WHAT YOU ARE ASKED TO DO | Take each line below that has "Yellow" and copy it.

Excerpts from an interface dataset
§

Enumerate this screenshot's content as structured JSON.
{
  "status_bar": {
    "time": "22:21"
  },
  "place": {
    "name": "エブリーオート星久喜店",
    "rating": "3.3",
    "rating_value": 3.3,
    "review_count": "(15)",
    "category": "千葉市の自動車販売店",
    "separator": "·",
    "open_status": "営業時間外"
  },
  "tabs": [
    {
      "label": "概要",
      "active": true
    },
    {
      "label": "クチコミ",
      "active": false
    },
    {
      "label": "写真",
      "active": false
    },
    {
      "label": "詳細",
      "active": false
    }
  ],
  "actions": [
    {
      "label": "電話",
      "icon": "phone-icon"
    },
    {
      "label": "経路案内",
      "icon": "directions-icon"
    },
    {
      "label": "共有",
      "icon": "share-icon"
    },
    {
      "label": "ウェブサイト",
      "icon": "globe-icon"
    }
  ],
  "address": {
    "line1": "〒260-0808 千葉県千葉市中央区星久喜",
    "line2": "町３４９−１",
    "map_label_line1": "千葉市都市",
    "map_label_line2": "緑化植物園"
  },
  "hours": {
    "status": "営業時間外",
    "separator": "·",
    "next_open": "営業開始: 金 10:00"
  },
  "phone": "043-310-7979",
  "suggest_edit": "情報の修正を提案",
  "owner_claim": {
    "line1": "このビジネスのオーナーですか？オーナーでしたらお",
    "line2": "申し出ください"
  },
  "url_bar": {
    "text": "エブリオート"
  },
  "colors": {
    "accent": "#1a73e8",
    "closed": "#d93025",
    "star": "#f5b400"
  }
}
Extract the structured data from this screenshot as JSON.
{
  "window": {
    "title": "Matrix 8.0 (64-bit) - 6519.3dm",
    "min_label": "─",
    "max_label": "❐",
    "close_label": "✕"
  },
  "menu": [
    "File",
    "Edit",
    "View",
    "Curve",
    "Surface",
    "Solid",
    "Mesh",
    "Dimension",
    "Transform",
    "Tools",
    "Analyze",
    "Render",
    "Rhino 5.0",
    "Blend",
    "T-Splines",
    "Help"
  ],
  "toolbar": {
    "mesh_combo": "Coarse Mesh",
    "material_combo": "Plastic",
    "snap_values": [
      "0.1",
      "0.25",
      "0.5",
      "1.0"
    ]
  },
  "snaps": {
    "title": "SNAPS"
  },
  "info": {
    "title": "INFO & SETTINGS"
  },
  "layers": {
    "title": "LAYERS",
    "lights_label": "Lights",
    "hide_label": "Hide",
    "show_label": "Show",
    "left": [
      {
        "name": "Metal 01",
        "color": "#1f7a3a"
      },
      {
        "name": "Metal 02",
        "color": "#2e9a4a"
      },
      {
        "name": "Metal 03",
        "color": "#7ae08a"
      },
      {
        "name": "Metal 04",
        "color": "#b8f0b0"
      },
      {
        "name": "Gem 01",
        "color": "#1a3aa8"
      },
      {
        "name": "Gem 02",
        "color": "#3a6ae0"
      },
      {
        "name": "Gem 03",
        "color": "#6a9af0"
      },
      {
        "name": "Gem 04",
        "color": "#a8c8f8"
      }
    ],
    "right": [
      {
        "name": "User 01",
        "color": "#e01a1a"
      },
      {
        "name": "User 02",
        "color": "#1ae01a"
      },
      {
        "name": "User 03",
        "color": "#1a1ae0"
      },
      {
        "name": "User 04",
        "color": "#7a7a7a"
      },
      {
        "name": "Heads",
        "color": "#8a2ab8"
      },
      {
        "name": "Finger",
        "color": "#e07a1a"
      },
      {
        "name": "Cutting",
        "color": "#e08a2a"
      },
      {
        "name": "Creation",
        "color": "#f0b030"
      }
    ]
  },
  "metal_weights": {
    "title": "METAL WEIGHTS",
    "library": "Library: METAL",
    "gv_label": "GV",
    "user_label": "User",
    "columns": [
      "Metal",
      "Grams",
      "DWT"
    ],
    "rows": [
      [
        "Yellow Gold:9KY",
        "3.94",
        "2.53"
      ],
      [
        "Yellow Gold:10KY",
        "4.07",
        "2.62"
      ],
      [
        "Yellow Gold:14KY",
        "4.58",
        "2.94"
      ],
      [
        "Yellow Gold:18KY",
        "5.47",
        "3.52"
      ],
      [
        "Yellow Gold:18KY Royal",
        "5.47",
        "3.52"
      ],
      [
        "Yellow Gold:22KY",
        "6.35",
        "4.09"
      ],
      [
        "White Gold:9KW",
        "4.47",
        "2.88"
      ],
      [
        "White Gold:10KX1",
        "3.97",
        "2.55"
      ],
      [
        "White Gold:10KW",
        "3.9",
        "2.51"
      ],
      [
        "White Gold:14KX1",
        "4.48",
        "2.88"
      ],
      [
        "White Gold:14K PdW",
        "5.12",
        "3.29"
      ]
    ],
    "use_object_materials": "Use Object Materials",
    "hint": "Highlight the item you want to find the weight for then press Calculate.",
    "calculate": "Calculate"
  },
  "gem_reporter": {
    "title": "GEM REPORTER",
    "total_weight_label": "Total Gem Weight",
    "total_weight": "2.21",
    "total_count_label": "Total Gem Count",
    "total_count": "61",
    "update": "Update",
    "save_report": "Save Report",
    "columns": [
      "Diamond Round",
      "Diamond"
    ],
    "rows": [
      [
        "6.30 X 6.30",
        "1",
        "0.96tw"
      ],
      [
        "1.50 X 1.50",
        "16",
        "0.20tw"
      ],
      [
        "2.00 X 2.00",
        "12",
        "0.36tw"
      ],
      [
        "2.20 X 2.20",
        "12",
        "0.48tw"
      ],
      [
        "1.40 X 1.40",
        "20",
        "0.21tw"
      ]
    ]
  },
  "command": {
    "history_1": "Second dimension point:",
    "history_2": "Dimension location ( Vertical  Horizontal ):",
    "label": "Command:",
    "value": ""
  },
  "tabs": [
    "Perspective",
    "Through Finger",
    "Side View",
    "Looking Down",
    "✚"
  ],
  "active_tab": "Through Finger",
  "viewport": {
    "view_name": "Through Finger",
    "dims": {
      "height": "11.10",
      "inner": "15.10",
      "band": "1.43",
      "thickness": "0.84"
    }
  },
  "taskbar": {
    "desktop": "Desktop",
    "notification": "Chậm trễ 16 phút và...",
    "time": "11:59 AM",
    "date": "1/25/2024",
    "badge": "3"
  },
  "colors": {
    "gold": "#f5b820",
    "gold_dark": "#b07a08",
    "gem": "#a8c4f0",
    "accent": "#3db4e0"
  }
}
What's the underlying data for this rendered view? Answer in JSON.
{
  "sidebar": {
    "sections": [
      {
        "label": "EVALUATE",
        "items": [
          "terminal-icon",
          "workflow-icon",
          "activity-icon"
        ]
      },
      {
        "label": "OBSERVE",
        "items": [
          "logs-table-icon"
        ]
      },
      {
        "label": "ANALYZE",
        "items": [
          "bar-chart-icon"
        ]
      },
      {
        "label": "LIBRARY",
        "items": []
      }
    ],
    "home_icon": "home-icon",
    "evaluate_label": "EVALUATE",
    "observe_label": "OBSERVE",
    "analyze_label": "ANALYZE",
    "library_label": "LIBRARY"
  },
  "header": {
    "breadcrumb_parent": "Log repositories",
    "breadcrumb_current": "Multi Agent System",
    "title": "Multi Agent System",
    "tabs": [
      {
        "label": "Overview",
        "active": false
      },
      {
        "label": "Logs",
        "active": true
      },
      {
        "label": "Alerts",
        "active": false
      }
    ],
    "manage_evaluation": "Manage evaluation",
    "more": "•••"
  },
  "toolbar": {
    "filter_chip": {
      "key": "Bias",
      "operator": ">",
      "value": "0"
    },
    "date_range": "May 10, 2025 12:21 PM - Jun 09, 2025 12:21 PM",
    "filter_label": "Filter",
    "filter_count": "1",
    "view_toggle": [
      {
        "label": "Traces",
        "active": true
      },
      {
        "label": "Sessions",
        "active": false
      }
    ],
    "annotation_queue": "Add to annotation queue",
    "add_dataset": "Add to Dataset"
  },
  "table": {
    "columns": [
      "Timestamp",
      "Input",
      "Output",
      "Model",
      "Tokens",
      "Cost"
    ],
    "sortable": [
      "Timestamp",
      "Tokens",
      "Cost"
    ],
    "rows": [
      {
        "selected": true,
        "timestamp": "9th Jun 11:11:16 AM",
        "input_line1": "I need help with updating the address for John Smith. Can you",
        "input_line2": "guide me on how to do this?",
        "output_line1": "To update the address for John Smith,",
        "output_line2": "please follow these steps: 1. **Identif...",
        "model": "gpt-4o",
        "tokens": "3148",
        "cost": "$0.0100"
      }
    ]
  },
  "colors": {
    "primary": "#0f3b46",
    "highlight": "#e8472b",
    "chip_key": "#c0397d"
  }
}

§

WRITTEN RESPONSE |
        "Yellow Gold:9KY",
        "Yellow Gold:10KY",
        "Yellow Gold:14KY",
        "Yellow Gold:18KY",
        "Yellow Gold:18KY Royal",
        "Yellow Gold:22KY",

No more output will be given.